## REQUIRED ACTION
Only the text of the entries below should be returned, exactly as given, without pictures.

(Data records for software interfaces)
++++
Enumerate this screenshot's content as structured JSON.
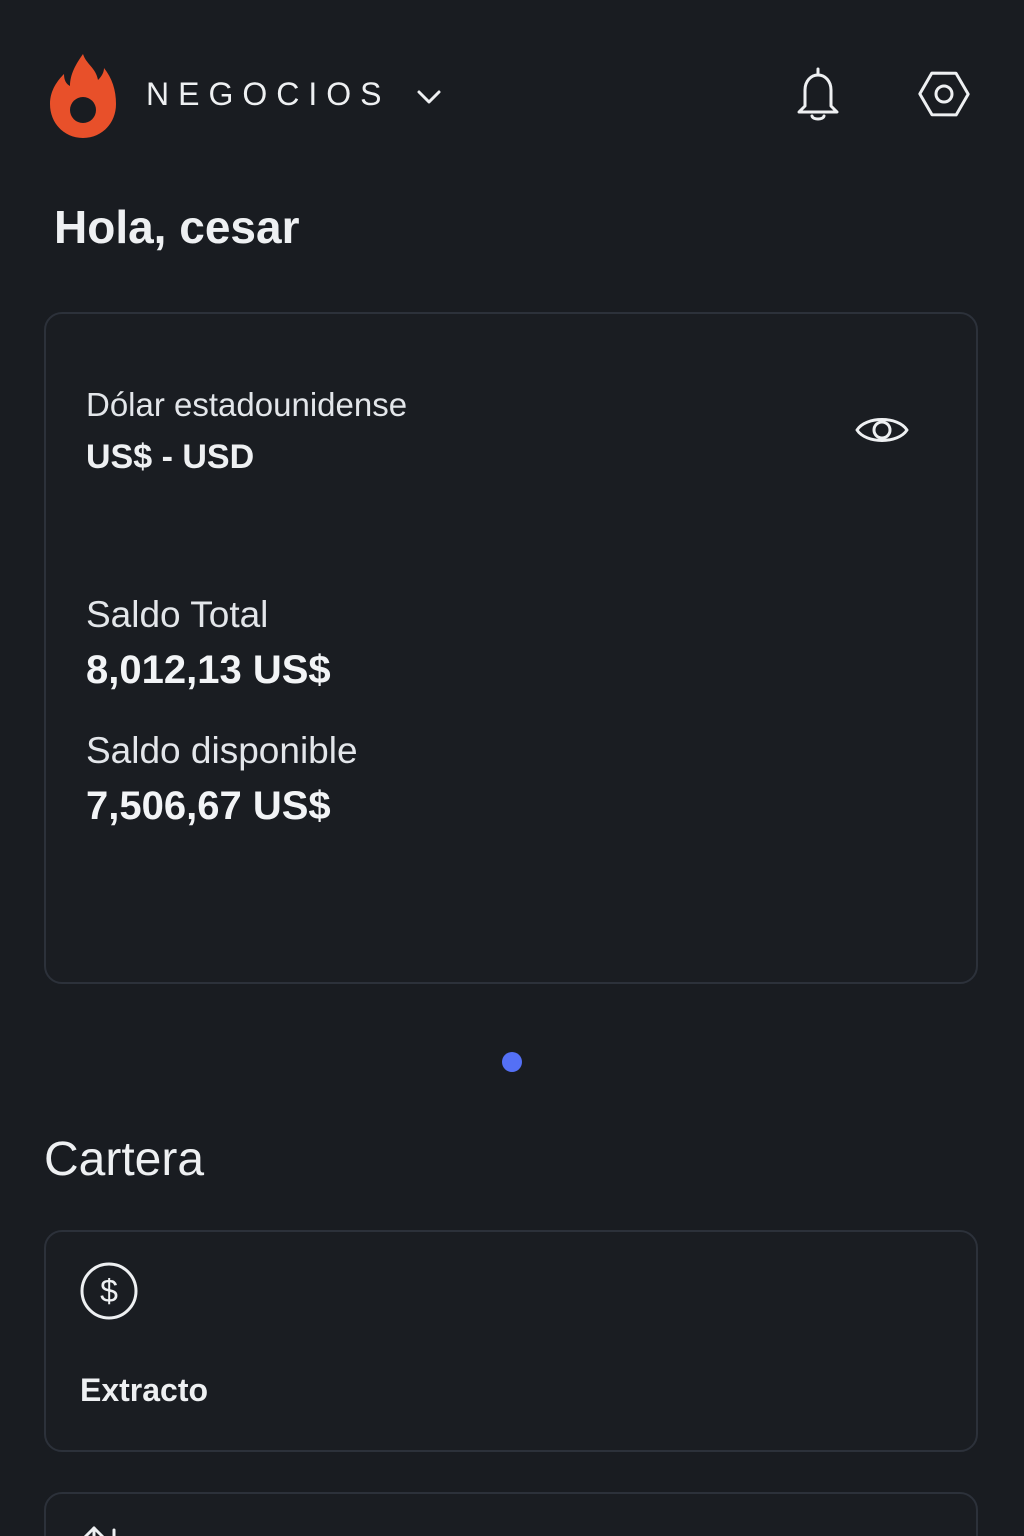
{
  "header": {
    "workspace_label": "NEGOCIOS",
    "icons": [
      "hotmart-flame-logo",
      "chevron-down-icon",
      "bell-icon",
      "settings-icon"
    ],
    "brand_color": "#e8502a"
  },
  "greeting": "Hola, cesar",
  "balance_card": {
    "currency_name": "Dólar estadounidense",
    "currency_code": "US$ - USD",
    "total_label": "Saldo Total",
    "total_value": "8,012,13 US$",
    "available_label": "Saldo disponible",
    "available_value": "7,506,67 US$",
    "icons": [
      "eye-icon"
    ]
  },
  "carousel": {
    "active_color": "#5470f5"
  },
  "wallet": {
    "title": "Cartera",
    "items": [
      {
        "label": "Extracto",
        "icon": "dollar-circle-icon"
      },
      {
        "label": "",
        "icon": "transfer-arrows-icon"
      }
    ]
  }
}
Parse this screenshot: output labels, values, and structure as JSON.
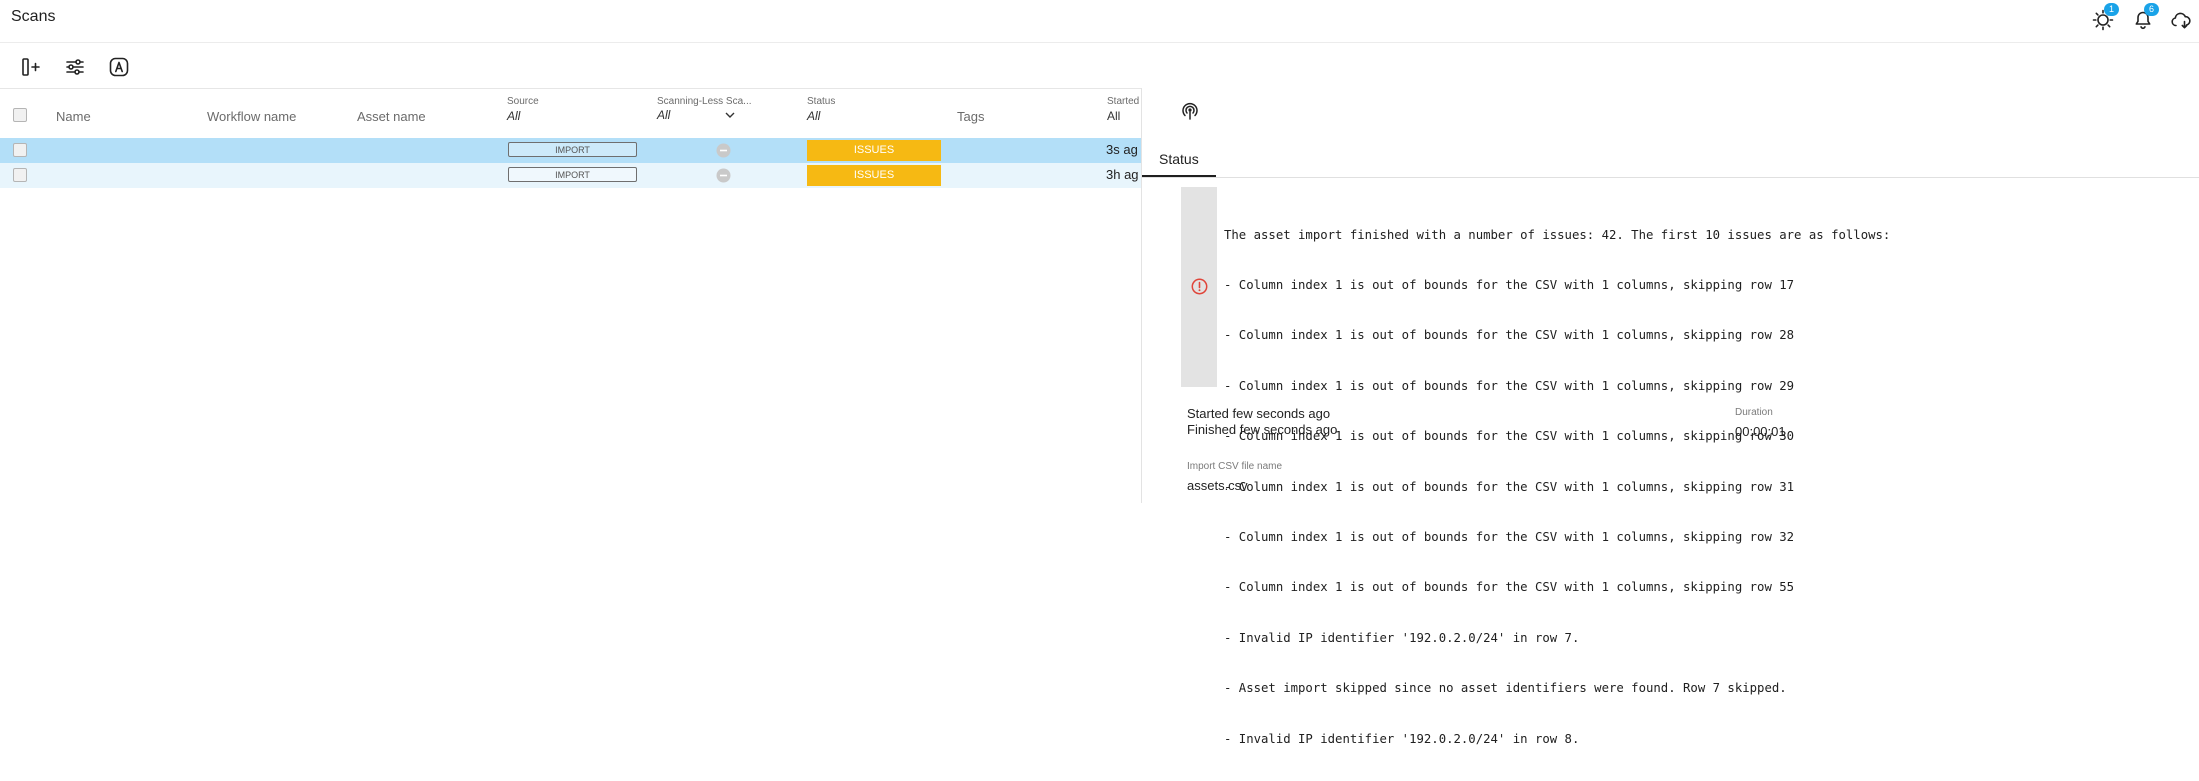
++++
## EXERCISE RESPONSE
Enumerate this screenshot's content as structured JSON.
{
  "header": {
    "workspace_label": "NEGOCIOS",
    "icons": [
      "hotmart-flame-logo",
      "chevron-down-icon",
      "bell-icon",
      "settings-icon"
    ],
    "brand_color": "#e8502a"
  },
  "greeting": "Hola, cesar",
  "balance_card": {
    "currency_name": "Dólar estadounidense",
    "currency_code": "US$ - USD",
    "total_label": "Saldo Total",
    "total_value": "8,012,13 US$",
    "available_label": "Saldo disponible",
    "available_value": "7,506,67 US$",
    "icons": [
      "eye-icon"
    ]
  },
  "carousel": {
    "active_color": "#5470f5"
  },
  "wallet": {
    "title": "Cartera",
    "items": [
      {
        "label": "Extracto",
        "icon": "dollar-circle-icon"
      },
      {
        "label": "",
        "icon": "transfer-arrows-icon"
      }
    ]
  }
}
Parse this screenshot: output labels, values, and structure as JSON.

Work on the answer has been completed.